**Dataset content**.
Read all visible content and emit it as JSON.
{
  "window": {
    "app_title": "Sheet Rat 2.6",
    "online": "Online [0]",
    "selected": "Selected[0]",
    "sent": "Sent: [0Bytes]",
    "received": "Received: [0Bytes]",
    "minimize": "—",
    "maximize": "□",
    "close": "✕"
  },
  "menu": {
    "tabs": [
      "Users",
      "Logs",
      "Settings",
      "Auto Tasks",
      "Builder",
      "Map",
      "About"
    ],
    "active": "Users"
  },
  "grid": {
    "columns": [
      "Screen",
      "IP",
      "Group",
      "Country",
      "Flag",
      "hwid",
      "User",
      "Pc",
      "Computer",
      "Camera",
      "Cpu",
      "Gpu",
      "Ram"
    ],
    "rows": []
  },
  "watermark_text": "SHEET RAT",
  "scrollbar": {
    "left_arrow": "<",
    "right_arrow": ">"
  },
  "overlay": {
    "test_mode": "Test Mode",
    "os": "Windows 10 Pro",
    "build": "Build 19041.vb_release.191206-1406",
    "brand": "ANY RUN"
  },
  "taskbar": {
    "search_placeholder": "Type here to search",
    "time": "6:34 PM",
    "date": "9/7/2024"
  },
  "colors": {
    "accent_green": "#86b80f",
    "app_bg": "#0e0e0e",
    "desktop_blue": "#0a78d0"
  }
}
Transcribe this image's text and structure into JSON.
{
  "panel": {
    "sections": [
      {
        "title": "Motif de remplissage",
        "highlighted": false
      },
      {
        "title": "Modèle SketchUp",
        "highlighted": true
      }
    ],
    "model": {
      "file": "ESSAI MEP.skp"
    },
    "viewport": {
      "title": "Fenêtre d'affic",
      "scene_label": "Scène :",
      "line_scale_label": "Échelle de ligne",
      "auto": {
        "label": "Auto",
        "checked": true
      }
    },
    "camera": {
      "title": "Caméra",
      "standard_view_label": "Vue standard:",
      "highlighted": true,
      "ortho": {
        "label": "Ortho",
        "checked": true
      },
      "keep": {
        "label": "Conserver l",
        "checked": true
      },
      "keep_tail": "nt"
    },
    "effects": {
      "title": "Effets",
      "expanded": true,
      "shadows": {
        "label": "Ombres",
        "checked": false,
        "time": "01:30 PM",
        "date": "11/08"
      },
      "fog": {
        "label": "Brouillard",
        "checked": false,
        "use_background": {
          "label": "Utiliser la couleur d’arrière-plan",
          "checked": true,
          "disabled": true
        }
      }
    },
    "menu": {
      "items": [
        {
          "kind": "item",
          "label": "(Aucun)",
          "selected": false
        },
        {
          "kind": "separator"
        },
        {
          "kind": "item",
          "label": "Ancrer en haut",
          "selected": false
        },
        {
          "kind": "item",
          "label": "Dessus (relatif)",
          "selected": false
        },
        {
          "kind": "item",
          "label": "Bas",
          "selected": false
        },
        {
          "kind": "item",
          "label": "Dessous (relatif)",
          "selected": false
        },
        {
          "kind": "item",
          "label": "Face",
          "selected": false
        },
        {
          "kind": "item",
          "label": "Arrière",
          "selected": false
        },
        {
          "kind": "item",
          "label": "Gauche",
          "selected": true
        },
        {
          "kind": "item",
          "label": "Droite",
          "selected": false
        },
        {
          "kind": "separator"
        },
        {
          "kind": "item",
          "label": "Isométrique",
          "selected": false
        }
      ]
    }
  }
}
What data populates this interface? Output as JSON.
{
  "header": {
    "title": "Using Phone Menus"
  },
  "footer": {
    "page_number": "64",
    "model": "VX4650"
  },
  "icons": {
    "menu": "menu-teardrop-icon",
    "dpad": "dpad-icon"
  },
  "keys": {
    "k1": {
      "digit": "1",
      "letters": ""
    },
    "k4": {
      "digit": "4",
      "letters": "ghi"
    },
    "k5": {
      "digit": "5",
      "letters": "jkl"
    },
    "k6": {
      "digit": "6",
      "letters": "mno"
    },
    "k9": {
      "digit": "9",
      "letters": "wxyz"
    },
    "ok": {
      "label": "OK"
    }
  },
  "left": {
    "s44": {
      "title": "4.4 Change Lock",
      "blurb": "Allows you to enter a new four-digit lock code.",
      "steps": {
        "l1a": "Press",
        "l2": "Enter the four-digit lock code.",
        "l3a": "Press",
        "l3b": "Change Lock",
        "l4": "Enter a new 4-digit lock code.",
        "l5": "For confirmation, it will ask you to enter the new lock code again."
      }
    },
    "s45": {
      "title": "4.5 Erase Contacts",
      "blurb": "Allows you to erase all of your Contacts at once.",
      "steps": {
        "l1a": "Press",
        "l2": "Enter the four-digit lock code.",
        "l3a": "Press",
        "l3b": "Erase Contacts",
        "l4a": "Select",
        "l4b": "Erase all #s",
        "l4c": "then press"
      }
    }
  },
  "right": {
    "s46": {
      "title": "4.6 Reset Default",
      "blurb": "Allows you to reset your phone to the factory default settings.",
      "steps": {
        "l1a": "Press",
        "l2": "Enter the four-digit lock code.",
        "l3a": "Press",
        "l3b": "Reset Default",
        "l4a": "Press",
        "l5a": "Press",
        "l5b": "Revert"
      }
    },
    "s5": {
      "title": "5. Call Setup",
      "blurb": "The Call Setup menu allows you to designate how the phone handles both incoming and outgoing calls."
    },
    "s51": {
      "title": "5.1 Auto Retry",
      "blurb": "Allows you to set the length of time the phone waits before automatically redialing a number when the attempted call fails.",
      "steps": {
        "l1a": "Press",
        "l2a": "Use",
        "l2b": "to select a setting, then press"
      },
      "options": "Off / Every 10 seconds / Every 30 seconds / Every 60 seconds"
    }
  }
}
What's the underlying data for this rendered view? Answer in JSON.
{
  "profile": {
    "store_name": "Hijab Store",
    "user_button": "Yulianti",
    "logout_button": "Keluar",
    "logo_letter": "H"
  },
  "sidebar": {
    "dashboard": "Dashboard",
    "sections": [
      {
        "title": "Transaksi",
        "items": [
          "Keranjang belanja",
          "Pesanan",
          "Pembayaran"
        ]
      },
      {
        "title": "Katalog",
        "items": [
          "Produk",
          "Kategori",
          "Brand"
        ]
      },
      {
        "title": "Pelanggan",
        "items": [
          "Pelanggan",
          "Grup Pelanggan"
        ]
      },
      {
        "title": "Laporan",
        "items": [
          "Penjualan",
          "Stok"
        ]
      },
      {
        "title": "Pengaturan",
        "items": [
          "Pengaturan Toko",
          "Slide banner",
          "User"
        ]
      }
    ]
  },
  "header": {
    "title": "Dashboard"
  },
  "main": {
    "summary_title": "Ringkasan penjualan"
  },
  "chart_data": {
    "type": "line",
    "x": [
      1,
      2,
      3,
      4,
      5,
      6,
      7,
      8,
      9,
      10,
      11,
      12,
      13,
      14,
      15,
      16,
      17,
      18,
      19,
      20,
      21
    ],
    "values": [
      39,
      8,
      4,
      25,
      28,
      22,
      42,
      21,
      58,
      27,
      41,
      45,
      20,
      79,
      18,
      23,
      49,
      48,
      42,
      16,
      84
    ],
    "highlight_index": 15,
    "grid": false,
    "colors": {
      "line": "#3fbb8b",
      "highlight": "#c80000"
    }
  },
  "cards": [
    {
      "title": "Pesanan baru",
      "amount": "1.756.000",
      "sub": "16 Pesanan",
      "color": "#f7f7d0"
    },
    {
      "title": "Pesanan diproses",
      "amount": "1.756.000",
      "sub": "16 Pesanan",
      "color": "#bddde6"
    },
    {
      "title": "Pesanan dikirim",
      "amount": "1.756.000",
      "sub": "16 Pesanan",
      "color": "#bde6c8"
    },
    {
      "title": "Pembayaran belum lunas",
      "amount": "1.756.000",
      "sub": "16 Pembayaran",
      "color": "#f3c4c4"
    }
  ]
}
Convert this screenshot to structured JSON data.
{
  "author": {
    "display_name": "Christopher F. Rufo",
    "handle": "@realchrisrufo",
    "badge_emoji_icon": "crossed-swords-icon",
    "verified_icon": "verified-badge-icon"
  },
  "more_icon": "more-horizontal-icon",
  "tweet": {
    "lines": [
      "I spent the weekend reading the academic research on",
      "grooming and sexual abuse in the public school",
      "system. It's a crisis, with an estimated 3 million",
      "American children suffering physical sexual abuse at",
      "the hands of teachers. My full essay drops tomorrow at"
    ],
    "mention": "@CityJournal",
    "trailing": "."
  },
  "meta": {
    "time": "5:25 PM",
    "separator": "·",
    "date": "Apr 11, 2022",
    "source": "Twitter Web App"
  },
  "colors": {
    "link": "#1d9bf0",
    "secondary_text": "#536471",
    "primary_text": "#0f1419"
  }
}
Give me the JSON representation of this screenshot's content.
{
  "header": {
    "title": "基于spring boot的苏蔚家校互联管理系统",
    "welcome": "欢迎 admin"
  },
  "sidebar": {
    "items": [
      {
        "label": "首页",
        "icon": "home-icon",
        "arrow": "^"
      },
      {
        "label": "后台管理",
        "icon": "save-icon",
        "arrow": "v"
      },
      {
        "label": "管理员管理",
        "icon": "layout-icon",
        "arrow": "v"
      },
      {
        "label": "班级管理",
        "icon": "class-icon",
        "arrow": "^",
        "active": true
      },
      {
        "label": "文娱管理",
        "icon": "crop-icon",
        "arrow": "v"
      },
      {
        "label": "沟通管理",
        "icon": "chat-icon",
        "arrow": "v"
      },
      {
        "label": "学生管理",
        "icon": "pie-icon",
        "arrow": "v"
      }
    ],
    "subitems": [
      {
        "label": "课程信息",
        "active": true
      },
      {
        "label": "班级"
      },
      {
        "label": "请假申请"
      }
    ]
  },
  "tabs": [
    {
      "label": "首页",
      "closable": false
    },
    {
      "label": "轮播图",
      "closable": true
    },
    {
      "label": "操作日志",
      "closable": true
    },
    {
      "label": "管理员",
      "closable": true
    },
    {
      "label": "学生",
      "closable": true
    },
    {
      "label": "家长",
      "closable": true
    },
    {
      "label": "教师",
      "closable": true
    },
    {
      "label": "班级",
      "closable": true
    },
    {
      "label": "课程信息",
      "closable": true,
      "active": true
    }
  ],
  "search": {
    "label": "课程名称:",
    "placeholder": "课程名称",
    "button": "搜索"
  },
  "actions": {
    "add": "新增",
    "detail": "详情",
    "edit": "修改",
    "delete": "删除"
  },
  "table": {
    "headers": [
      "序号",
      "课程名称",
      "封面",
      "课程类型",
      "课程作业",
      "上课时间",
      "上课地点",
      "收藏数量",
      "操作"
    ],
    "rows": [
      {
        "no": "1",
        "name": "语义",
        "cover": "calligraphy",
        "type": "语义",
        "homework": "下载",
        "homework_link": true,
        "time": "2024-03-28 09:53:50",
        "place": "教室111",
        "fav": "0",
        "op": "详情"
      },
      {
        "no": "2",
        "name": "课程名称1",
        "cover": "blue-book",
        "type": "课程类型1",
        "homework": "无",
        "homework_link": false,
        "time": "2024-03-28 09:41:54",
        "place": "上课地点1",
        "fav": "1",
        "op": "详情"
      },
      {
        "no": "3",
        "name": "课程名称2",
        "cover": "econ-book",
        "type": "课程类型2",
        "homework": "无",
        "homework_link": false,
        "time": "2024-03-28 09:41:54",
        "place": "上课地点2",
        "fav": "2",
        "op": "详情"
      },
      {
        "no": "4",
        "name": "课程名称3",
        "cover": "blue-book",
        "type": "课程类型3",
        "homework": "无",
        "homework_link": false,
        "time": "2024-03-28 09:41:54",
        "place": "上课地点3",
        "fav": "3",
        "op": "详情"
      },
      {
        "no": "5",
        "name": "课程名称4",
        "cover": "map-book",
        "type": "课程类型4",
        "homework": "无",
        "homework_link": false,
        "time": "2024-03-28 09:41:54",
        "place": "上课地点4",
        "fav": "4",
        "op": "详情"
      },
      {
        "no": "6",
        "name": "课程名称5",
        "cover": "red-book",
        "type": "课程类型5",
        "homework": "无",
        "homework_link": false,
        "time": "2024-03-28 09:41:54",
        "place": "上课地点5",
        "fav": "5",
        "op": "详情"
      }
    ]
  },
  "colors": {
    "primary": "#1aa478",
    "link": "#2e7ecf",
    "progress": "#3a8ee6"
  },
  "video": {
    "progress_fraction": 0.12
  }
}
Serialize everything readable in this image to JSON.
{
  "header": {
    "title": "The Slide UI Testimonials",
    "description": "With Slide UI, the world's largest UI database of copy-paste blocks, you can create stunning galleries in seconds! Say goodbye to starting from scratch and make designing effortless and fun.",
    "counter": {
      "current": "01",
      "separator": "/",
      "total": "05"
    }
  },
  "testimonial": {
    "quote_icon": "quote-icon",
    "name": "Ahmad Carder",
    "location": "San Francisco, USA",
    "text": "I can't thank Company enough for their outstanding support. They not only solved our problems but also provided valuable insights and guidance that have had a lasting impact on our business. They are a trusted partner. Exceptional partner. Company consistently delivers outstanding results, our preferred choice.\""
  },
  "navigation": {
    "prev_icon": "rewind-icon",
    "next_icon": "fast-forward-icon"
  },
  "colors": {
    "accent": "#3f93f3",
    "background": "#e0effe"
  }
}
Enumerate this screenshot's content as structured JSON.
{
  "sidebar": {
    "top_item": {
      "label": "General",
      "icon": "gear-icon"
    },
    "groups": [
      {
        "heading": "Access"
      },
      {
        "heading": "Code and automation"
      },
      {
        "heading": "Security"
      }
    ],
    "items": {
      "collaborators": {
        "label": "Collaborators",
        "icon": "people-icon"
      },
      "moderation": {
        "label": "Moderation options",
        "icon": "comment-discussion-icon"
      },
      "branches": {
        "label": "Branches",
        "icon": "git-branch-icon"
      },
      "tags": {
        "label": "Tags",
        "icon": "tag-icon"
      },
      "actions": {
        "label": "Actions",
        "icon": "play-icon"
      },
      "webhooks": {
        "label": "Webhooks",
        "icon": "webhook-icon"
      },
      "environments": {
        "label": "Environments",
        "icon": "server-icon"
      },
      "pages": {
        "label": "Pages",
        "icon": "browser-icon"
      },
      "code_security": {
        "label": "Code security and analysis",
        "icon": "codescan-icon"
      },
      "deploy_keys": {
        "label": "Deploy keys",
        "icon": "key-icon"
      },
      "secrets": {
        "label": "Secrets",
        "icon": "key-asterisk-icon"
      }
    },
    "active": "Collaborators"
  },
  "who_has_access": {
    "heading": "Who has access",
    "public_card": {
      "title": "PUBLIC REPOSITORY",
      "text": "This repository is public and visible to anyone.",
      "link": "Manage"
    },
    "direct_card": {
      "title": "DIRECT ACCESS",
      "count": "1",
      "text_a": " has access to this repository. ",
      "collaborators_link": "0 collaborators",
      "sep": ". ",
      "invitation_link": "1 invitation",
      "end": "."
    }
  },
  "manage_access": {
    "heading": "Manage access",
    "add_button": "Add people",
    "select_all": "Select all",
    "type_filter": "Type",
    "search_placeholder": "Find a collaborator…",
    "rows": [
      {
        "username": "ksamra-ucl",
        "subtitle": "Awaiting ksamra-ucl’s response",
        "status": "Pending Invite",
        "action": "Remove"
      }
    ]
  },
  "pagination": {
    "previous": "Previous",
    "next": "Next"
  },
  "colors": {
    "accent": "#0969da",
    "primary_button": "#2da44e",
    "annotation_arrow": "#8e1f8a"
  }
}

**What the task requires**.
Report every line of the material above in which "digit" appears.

**Finished task**.
      "digit": "1",
      "digit": "4",
      "digit": "5",
      "digit": "6",
      "digit": "9",
      "blurb": "Allows you to enter a new four-digit lock code.",
        "l2": "Enter the four-digit lock code.",
        "l4": "Enter a new 4-digit lock code.",
        "l2": "Enter the four-digit lock code.",
        "l2": "Enter the four-digit lock code.",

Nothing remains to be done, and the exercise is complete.